Report every line of the listing below in which the string "scan" occurs.

- [Exercise input]
┏━━

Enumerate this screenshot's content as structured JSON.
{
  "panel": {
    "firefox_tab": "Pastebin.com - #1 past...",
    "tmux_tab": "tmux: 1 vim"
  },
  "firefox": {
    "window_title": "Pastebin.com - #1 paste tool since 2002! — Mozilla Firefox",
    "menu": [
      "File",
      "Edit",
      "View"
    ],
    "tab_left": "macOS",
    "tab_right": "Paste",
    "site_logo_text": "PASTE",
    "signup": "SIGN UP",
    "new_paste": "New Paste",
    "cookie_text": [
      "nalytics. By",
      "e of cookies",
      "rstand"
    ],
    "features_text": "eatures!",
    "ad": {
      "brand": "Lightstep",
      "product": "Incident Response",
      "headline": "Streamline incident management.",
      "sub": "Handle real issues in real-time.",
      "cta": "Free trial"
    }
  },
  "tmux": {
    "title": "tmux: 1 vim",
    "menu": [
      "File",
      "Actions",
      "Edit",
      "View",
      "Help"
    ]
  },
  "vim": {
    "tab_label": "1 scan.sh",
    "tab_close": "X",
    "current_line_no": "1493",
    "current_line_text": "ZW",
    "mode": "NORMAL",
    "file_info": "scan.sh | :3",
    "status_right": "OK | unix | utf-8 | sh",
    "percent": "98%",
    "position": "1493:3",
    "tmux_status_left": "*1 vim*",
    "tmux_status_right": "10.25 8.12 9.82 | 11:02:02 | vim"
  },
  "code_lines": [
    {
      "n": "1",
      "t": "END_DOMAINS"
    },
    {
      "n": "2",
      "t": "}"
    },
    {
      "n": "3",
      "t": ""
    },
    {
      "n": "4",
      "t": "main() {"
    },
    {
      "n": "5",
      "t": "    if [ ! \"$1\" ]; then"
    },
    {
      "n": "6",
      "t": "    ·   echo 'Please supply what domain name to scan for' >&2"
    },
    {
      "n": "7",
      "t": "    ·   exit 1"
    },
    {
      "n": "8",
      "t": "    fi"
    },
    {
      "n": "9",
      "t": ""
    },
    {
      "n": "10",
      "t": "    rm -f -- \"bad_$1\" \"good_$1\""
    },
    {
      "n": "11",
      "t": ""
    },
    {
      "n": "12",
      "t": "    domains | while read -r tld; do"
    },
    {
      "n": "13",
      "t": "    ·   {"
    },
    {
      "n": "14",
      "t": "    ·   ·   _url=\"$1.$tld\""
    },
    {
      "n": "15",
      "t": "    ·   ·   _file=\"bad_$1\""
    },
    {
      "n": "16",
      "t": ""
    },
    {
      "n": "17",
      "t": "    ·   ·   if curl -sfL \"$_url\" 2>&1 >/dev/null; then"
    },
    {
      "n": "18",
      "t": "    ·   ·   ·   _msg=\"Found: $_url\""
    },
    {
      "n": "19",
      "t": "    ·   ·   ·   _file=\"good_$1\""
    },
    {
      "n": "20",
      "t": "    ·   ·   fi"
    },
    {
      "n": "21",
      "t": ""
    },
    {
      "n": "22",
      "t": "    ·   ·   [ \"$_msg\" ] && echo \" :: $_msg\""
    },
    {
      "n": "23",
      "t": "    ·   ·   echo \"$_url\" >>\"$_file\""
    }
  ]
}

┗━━

- [Response for this exercise]
    "tab_label": "1 scan.sh",
    "file_info": "scan.sh | :3",
      "t": "    ·   echo 'Please supply what domain name to scan for' >&2"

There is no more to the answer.